● GIVEN RECORDS
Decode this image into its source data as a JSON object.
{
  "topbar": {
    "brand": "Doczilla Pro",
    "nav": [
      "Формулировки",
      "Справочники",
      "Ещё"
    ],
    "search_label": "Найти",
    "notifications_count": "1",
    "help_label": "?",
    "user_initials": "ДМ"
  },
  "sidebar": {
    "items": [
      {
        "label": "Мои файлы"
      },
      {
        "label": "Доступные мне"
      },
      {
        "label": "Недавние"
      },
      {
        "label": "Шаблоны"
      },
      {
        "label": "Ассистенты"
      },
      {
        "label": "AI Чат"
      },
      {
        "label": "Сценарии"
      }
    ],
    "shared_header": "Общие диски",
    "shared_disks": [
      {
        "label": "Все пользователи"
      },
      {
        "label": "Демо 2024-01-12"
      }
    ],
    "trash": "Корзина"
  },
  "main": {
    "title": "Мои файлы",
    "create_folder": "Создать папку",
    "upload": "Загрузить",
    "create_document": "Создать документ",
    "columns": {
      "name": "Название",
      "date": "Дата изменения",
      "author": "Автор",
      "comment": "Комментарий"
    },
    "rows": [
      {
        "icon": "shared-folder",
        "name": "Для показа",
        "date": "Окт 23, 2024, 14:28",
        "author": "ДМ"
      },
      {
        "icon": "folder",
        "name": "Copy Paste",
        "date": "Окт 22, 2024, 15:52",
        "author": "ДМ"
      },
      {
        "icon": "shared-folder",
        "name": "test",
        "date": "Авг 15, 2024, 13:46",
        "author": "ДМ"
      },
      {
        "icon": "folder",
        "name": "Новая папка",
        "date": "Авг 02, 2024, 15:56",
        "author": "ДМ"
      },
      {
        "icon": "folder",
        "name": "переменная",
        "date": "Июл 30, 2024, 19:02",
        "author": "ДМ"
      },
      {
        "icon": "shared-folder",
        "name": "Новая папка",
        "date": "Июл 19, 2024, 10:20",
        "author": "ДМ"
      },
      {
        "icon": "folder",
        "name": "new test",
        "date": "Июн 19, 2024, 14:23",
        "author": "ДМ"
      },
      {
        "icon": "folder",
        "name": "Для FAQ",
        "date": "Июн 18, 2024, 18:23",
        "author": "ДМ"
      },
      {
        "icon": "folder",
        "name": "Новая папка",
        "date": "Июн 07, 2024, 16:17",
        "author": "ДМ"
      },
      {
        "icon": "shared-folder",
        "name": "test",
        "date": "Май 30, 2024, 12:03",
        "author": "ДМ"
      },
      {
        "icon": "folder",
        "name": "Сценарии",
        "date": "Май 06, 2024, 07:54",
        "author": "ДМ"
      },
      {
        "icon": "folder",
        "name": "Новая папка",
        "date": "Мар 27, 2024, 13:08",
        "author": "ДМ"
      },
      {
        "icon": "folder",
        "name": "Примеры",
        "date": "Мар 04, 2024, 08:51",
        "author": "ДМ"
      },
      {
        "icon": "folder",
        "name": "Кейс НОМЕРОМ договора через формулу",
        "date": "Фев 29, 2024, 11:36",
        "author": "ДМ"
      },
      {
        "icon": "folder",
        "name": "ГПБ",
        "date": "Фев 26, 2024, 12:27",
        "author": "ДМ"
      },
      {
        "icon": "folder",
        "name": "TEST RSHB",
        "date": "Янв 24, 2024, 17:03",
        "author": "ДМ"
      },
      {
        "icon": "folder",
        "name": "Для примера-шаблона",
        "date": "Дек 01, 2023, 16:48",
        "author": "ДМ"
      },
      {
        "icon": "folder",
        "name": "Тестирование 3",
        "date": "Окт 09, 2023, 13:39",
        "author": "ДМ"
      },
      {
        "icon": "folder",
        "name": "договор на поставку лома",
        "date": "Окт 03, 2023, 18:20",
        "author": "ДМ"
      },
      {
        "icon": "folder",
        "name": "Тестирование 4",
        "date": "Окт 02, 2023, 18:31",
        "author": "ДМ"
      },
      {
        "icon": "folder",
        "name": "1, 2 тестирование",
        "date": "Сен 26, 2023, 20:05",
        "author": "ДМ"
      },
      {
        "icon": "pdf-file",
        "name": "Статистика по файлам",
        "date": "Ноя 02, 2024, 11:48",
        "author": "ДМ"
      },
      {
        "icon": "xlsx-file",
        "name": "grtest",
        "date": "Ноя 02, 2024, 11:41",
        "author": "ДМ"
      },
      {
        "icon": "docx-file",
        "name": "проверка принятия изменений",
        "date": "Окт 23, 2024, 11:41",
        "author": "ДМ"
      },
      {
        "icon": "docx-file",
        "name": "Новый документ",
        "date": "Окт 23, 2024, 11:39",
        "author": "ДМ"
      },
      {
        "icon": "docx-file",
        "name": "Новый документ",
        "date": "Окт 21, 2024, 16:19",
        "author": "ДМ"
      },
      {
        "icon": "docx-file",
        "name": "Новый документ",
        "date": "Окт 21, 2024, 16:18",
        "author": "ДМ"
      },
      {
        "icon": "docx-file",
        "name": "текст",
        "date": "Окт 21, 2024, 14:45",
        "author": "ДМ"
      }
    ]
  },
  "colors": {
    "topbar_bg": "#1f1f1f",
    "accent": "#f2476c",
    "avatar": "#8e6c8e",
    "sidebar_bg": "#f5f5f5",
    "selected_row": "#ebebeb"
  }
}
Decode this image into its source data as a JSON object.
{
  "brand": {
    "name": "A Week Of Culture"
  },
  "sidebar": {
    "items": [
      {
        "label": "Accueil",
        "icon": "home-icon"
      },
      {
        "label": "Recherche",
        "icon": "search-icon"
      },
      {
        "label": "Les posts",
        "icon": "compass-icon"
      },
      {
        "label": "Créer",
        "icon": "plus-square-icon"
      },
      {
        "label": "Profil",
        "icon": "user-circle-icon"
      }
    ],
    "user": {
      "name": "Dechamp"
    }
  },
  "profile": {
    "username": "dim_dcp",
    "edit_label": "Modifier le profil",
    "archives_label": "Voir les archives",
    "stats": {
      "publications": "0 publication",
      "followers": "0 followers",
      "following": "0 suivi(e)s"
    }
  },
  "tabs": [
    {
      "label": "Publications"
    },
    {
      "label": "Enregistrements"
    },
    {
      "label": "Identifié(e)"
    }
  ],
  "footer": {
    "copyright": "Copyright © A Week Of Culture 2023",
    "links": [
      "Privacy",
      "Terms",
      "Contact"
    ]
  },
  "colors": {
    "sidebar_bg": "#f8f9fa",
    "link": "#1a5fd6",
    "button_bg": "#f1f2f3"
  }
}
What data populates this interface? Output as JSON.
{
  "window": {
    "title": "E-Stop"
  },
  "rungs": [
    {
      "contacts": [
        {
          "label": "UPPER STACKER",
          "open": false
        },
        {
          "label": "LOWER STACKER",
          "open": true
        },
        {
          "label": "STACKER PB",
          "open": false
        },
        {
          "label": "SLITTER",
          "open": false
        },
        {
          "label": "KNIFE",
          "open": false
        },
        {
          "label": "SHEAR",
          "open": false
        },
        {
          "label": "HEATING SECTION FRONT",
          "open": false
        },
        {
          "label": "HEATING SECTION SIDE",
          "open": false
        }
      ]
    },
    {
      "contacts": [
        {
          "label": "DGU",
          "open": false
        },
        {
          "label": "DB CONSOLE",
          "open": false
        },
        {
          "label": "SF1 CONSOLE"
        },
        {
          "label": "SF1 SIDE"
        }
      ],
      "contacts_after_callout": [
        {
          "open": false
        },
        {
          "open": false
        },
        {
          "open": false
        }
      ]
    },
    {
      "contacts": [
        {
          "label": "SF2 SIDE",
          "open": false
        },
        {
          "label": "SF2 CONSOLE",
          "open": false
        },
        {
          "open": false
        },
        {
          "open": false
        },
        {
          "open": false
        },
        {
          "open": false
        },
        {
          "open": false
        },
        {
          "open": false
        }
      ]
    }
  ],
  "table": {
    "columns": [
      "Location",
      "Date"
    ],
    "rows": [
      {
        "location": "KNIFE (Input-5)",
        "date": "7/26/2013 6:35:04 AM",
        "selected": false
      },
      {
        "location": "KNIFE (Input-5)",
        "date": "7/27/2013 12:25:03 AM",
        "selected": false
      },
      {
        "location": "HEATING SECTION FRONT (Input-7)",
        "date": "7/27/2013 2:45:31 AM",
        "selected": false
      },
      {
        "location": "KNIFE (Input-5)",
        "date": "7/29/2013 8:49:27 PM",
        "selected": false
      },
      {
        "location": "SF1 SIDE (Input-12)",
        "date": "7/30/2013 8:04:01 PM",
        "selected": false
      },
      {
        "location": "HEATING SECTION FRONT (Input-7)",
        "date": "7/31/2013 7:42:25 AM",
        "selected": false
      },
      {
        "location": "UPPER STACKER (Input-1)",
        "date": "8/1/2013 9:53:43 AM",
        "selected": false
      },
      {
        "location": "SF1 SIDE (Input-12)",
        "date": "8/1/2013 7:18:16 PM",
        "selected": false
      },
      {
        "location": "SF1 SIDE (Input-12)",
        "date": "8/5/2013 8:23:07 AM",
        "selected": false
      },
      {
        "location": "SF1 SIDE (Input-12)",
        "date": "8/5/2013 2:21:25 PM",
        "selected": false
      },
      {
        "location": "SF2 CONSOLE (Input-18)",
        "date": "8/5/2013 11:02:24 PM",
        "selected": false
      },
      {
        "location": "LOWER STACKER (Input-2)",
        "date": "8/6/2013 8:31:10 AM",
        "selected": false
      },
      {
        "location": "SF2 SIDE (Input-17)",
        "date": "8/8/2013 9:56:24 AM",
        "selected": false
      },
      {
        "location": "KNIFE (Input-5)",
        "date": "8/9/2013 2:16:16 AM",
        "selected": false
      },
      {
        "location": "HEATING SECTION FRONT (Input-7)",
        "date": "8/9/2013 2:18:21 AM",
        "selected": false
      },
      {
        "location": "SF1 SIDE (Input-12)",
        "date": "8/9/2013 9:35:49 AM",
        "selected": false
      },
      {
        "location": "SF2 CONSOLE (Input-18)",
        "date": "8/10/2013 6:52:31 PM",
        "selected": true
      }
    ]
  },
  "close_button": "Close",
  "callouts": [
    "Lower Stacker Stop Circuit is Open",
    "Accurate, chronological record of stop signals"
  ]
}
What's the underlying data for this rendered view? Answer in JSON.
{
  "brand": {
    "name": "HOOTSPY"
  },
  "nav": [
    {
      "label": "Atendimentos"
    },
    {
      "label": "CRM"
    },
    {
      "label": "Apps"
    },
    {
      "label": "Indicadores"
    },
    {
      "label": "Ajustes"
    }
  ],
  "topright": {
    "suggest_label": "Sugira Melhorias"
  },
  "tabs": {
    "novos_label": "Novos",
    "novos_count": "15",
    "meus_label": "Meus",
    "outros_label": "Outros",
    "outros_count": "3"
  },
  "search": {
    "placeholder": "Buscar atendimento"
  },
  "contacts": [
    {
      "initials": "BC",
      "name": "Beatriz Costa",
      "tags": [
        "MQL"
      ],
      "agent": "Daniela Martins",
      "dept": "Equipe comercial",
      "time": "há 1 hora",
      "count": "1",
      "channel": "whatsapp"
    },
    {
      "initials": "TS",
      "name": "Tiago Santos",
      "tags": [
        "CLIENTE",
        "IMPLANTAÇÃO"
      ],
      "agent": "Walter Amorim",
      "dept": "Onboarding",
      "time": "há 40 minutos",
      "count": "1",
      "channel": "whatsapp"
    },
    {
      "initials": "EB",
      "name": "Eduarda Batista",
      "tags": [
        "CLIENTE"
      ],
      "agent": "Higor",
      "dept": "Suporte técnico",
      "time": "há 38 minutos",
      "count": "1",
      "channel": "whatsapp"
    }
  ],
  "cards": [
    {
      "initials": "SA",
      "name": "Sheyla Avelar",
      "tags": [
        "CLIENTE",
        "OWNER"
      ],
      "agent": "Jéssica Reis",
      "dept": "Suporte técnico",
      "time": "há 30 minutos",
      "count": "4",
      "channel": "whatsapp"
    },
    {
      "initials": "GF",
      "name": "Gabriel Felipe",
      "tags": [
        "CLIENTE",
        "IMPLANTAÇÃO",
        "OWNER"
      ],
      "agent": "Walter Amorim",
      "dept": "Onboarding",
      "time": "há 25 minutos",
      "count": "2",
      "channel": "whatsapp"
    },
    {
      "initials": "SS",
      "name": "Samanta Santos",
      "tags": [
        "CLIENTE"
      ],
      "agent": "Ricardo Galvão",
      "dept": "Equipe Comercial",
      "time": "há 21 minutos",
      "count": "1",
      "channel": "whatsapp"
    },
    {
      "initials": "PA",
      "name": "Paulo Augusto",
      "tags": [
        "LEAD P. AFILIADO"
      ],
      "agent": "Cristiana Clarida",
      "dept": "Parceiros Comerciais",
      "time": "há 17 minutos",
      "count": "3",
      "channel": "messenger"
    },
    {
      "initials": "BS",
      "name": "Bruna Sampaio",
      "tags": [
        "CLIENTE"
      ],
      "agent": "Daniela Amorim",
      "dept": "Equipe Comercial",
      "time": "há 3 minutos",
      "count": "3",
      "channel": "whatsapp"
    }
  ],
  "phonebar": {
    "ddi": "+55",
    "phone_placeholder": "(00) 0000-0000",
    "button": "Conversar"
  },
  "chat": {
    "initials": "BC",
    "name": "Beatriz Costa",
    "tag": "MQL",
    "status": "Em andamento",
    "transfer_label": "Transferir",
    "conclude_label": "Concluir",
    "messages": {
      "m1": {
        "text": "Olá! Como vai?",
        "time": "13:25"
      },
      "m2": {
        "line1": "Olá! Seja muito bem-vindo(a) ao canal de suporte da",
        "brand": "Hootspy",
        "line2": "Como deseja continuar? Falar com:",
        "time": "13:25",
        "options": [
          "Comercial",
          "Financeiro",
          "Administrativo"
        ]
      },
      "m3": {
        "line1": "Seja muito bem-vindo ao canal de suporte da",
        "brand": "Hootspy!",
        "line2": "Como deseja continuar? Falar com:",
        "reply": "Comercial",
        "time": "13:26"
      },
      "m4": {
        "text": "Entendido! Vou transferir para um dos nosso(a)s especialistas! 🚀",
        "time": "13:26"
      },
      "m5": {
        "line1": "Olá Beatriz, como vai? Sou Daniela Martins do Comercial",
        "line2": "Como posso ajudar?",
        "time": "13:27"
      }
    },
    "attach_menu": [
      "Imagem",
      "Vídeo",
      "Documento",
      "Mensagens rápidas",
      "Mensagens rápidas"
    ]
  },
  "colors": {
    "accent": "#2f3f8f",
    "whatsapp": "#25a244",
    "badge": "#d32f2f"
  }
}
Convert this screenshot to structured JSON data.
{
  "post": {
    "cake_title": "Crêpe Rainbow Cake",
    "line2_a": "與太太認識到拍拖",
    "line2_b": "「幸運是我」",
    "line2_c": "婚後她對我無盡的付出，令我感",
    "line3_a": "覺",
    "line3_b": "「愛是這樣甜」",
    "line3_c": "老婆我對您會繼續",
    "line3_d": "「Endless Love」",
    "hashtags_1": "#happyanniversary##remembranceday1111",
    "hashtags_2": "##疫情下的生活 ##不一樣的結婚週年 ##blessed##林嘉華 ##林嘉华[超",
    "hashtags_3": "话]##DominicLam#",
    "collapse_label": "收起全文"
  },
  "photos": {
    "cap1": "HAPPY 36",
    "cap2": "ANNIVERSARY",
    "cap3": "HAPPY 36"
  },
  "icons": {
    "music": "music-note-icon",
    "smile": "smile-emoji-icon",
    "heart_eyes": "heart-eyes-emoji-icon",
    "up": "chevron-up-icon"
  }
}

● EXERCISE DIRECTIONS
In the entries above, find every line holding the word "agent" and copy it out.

● WRITTEN RESPONSE
      "agent": "Daniela Martins",
      "agent": "Walter Amorim",
      "agent": "Higor",
      "agent": "Jéssica Reis",
      "agent": "Walter Amorim",
      "agent": "Ricardo Galvão",
      "agent": "Cristiana Clarida",
      "agent": "Daniela Amorim",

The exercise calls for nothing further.